++++ Excerpted records

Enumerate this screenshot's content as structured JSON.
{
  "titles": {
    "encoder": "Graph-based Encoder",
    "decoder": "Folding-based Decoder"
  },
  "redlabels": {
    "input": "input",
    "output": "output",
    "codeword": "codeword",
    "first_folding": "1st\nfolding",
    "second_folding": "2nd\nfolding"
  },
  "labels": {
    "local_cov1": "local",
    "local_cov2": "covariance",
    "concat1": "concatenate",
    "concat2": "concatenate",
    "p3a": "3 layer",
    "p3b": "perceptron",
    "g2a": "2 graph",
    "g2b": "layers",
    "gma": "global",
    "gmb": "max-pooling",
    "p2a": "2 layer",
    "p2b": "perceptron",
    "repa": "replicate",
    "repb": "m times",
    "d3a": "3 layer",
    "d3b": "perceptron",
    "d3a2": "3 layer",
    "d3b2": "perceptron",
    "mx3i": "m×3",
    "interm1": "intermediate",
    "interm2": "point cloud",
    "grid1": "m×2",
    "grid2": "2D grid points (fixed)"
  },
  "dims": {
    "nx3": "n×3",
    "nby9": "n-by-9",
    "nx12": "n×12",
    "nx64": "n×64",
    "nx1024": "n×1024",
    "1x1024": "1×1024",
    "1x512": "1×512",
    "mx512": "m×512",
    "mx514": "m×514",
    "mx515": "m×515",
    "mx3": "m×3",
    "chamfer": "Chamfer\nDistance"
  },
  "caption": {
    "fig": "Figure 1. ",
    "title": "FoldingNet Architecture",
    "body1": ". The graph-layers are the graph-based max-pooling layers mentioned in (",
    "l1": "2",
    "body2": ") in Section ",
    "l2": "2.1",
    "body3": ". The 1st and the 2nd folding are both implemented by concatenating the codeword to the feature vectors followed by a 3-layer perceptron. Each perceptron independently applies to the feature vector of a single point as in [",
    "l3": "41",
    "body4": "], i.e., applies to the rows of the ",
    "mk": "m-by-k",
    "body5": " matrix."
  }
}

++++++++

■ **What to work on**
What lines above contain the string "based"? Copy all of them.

■ **Response to the exercise**
    "encoder": "Graph-based Encoder",
    "decoder": "Folding-based Decoder"
    "body1": ". The graph-layers are the graph-based max-pooling layers mentioned in (",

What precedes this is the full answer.